Ironically writing about exciting 2018 tech for any TV will all come asunder once the Consumer Electronics Show (CES) happens from 9-12 January 2019.
CES has become the de-facto home entertainment, sound bar, SmartHome show and we expect great things. This is going to include 8K TV, voice assistants everywhere and the current 7.1.4 Dolby Atmos king of soundbars from Samsung will be yesterday’s news. Look for 9.2/4.4/8 and 11.2/4.4/8 Dolby Atmos Mark II coming. That is sound from up to 11 horizontal planes, 2 to 4 subs, and 4 to 8 upwards-firing speakers. Talk about an immersive soundscape. Cheesh!
As usual, there was much evolution and little revolution in this category during 2018. A few TV trends became clear.
- It was a battle between OLED and Quantum Dot (QLED) back-lit yet they serve different needs
- 4K was everywhere – FHD was so last year
- 65” is the sweet spot
- Back-lit beats the hell out of edge-lit LCDs
- Curved is out – sorry all those mugs who bought one!
- No manufacturer has managed to make a better sound than you can get from a few hundred-dollar sound bar and sub-woofer
- And remote controls still breed like rabbits.
So, to the year in review. Please note that most of the reviews were on 65” TVs.
OLED is best for…
OLED (Organic Light Emitting Diode) means each of the 4K, 3840 x 2160 (8,294,400) pixels is a little individually controlled light. Switch it on (full or infinitely dimmed) or switch it off for perfect inky black. OLEDs have close to an infinite contrast ratio.
But the little secret is that OLED needs to have the best environment to perform.

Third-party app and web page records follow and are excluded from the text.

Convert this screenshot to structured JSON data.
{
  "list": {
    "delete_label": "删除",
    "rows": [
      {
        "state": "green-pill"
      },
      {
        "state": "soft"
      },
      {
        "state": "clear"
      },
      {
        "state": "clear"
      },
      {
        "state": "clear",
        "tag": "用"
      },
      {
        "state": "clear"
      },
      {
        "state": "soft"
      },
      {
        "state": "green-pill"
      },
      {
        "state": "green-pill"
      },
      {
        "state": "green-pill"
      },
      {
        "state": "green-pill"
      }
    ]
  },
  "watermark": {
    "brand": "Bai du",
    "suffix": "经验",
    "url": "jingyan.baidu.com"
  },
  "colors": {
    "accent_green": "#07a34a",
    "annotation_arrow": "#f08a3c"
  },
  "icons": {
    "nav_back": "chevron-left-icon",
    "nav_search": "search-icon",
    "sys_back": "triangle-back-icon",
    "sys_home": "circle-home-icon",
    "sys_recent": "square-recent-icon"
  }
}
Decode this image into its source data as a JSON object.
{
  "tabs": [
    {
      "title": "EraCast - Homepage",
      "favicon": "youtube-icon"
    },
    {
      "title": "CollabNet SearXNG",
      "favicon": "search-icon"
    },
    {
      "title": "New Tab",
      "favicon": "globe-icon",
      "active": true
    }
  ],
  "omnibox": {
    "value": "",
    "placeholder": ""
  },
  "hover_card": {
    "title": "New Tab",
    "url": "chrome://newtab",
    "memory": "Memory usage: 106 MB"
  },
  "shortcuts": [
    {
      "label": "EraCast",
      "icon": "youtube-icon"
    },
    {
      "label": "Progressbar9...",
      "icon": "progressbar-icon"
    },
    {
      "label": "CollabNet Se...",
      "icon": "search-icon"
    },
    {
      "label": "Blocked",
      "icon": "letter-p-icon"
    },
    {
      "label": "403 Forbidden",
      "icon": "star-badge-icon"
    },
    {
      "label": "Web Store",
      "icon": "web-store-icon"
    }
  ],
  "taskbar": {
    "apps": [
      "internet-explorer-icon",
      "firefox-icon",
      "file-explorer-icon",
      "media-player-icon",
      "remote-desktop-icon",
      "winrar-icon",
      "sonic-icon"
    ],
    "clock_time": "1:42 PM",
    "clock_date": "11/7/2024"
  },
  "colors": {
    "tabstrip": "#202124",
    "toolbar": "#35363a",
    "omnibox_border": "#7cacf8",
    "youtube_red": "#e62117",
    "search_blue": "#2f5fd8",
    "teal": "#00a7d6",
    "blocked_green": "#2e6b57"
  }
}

That means no reflective light sources from above or behind the viewer (screens are glossy to enhance colours).
This year we saw LG, Sony, Panasonic and Hisense in the market.Again, a secret – LG makes all the panels, at least for now. So, these TVs all start from a high base.
LG is the master at making larger OLED panels. OLED is a ‘hot’ product, and there are dozens of companies investing in OLED production plants. But it will take time before they can match the size or quality of LG TV panels. It was a wise move to start the Hisense Series X from that high base.
Our OLED reviews
- LG 65C8 GadgetGuy rating 4.8
- Panasonic FZ1000 and FZ950U (not formally rated but in hindsight 4.2)
- SonyA8F GadgetGuy rating 4.5
- SonyMaster A9F GadgetGuy rating 4.5
- HisenseSeries X GadgetGuy rating 4
These ratings don’t reflect TV panel quality but a more holistic approach to the experience. Newcomer Hisense had a creditable first go and could easily catch up with the others next year. LG has had nine generations of OLED, Sony three, and Panasonic two.
Prices became the main buying criteria – these are street prices (for convenience usually from JB Hi-Fi), not highly inflated recommended retail.
- LG ThinQ ninth-generation B8/E8 55” at $3996/4796, orC8 55/65” at $2498/3995 – these have Google Assistant as well.
- Sony second-generationA8F 55/65” at $3198/4996.
- Sony Master third-generation A9F /5565” at$4998/6499 (that is $1000 below list)
- Panasonic second-generation FZ95 55/65” at $2495/3995).
- Hisense 55/65 first-generation at $3499/4999 was severely undercut by other brands ‘discounts’ and quickly dropped to $2495/3995.
But, by then it was too late. Without going into things like Dolby Atmos and Dolby Vision (which LGC8 and Sony A9F have), they all did an amazing job. You could only tell the difference if you lined them up side-by-side and stores don’t do that anymore.
By the way, if you own a previous LG OLED model (like I do) do not fret. Picture quality is very similar, but the new models have OK Google and slightly more processing power. You can add OK Google via a Chromecast dongle or a Google speaker. A good OLED should last ten years or more.
Sony Master series A9F is its sincere attempt to knock the crown off LG. It was good, great even but let’s see what 2019 brings.
While the war rages in OLED to show the ‘best of the best’ there were major steps forward in Quantum Dot LED (QLED), full back-lit (individual dimming zones) and even edge-lit LEDs.
QLED has the advantage over OLED in two ways. First, it can handle the brighter Australian lounge rooms – its colour saturation is not as dependent on a glossy screen. Second, it has no burn-in that can happen to an OLED if a stationary image is left on fora long time. Frankly, image burn-in with screen savers is a non-issue so let’s leave it at that.